= Activity =
Scan the records below for the word "JSON". Copy each line where it appears.
*** Dataset extract Section Begins ***
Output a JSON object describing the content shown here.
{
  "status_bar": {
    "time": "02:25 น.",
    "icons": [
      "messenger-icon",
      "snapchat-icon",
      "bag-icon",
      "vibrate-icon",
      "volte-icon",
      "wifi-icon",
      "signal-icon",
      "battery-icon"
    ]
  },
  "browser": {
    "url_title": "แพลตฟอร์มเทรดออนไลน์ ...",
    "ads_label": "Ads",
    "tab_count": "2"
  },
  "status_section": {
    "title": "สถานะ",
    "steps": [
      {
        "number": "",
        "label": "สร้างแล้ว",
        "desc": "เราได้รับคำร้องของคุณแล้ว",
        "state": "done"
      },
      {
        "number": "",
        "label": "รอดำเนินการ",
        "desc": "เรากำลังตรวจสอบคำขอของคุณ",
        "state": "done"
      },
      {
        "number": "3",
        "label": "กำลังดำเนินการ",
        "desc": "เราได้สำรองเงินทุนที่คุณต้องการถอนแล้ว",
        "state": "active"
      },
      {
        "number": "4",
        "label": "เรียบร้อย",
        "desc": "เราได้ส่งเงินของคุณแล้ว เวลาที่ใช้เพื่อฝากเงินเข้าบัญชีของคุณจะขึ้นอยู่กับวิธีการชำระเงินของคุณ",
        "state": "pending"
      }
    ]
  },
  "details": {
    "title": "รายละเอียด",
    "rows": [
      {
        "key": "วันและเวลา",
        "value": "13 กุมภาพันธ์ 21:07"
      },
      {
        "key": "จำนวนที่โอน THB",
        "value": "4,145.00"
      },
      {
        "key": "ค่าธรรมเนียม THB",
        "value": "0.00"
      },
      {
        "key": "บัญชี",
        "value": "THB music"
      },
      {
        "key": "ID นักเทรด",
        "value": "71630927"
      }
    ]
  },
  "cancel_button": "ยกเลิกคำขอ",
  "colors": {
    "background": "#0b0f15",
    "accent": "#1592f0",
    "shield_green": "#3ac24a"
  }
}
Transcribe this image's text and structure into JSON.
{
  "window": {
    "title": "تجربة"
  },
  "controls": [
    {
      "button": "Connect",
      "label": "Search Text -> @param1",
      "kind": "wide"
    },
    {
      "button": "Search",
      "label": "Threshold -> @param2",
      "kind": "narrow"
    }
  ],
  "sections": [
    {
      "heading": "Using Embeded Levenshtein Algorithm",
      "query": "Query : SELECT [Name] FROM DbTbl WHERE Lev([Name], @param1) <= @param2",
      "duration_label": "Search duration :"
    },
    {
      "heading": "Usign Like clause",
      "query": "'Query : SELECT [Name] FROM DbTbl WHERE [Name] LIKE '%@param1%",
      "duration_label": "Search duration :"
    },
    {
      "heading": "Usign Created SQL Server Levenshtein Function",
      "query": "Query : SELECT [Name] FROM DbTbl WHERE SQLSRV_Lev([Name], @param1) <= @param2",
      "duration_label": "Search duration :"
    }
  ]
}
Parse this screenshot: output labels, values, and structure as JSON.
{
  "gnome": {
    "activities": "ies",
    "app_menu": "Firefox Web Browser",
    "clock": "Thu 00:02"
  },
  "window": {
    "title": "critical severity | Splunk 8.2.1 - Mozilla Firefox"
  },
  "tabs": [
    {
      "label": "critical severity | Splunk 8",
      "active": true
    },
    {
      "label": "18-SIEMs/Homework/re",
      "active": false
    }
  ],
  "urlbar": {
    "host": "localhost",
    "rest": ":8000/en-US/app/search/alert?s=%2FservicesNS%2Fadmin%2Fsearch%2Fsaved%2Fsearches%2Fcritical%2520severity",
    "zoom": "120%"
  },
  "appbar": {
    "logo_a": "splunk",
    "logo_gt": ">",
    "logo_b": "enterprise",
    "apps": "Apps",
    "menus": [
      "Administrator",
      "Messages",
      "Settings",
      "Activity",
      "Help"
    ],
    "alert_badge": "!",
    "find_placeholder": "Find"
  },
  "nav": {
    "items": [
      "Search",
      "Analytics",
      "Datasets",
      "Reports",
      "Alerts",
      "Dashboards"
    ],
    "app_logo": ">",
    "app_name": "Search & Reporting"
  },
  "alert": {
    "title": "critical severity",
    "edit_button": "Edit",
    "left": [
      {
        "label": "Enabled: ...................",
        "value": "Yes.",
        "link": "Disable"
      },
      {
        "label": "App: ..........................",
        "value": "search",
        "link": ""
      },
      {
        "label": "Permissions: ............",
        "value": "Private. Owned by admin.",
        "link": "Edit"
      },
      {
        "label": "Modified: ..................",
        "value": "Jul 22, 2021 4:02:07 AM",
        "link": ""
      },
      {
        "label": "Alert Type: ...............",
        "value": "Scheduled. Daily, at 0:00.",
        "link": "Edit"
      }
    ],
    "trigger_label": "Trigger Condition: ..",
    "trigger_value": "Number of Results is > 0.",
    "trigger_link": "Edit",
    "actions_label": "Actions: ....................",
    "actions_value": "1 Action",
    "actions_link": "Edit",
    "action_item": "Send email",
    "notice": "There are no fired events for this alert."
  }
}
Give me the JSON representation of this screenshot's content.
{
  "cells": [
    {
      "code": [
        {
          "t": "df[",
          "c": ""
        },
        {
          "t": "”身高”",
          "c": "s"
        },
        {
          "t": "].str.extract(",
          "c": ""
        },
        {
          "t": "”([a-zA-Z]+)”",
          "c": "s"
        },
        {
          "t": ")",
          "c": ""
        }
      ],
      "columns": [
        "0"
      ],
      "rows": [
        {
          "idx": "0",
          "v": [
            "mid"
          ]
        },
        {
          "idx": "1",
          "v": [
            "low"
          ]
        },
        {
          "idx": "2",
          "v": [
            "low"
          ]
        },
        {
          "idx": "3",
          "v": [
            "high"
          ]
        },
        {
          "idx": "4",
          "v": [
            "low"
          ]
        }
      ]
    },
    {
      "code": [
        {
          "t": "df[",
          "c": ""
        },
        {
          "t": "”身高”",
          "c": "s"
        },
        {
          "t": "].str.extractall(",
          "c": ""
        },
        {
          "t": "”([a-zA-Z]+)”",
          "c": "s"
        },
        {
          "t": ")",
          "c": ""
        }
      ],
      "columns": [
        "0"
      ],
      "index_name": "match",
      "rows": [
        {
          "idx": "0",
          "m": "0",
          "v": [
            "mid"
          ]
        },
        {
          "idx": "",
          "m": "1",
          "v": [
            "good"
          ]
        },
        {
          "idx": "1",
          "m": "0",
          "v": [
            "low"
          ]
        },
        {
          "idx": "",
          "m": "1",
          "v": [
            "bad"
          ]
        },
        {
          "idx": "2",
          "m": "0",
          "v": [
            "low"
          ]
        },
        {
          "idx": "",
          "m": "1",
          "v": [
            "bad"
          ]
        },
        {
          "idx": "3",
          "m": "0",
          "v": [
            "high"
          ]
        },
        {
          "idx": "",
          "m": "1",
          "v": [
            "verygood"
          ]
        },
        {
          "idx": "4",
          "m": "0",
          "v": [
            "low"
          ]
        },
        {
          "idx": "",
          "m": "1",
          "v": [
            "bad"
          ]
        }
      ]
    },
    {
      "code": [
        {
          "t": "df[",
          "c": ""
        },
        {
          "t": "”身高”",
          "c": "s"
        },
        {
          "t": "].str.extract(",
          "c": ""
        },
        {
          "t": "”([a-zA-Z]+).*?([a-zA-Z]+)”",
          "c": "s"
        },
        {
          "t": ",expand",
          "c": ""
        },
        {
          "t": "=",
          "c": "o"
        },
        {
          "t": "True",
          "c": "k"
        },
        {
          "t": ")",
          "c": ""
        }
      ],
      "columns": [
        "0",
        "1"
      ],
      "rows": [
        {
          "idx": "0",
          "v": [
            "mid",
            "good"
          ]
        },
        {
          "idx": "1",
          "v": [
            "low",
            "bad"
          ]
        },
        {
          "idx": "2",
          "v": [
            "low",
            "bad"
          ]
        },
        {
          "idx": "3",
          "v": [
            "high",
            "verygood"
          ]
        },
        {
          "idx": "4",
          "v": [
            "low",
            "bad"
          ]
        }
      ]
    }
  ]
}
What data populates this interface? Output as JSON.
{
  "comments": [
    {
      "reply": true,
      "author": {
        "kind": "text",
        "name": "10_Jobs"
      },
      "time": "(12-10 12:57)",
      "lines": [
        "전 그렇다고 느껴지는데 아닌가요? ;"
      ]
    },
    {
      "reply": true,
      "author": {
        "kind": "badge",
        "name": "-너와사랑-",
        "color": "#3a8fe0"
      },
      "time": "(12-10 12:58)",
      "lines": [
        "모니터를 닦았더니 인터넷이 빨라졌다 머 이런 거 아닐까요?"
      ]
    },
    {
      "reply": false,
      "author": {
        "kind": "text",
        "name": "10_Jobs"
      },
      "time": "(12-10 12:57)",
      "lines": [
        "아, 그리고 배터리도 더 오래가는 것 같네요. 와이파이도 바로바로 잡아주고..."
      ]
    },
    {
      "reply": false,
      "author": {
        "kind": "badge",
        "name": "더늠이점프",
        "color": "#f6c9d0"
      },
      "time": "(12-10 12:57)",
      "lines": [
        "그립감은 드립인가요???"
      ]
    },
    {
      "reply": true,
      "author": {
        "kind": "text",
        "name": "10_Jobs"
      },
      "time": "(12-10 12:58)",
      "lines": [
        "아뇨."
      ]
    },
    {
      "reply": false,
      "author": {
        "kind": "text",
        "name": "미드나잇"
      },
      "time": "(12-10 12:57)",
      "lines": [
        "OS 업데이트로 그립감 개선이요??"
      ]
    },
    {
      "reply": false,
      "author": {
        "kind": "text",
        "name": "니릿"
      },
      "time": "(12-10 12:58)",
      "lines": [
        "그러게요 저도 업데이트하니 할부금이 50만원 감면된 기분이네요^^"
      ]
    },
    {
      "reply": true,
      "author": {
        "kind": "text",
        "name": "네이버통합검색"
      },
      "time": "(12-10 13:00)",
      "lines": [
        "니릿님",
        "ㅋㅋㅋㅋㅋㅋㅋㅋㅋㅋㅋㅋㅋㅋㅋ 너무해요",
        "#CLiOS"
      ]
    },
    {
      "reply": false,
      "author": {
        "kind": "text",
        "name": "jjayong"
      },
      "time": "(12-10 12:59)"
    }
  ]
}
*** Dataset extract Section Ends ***
= Solved problem =
Output a JSON object describing the content shown here.
Transcribe this image's text and structure into JSON.
Parse this screenshot: output labels, values, and structure as JSON.
Give me the JSON representation of this screenshot's content.
What data populates this interface? Output as JSON.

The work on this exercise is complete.